Reproduce every line in the material below that holds "JSON".

─── DATA EXTRACT ───

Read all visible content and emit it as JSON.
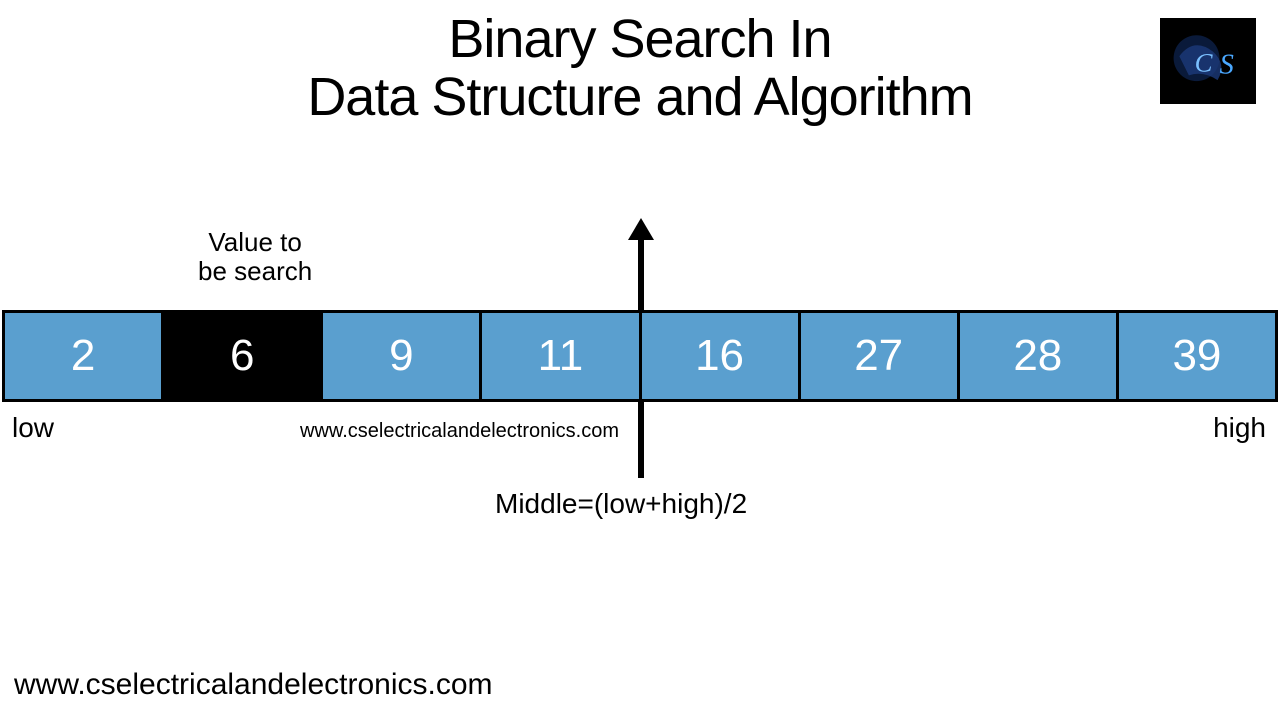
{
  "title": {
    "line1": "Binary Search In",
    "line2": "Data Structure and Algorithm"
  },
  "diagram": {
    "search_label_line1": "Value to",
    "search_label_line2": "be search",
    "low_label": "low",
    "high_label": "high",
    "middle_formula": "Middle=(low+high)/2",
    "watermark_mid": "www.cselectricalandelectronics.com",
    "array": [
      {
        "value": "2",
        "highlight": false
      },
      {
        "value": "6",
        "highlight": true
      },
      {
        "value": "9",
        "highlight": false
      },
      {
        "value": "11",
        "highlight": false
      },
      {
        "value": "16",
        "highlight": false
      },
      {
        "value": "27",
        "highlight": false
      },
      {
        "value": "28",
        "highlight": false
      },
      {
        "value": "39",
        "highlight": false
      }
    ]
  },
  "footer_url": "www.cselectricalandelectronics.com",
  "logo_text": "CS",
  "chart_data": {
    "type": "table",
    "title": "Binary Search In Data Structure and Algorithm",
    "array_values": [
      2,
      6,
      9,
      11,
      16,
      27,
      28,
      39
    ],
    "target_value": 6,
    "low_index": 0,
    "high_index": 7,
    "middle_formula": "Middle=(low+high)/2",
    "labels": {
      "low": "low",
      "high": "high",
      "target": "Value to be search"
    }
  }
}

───
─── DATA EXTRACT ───

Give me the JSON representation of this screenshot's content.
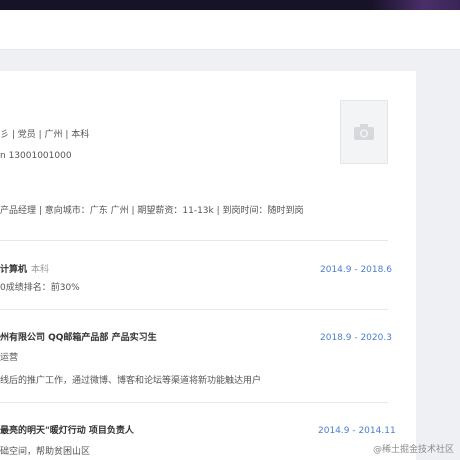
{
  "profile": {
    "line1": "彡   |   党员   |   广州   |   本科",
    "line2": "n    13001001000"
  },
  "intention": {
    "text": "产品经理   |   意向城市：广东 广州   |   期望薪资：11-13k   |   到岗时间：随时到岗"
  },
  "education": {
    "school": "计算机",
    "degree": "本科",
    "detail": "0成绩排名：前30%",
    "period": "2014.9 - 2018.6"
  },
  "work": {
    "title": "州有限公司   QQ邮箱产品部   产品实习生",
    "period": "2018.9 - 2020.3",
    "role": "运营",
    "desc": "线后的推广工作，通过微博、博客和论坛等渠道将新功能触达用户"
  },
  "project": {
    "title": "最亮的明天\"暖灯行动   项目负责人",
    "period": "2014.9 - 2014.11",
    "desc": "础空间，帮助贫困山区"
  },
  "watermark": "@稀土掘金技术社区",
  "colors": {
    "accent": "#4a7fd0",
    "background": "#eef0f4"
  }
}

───

■ **WRITTEN SOLUTION**:
Read all visible content and emit it as JSON.
Give me the JSON representation of this screenshot's content.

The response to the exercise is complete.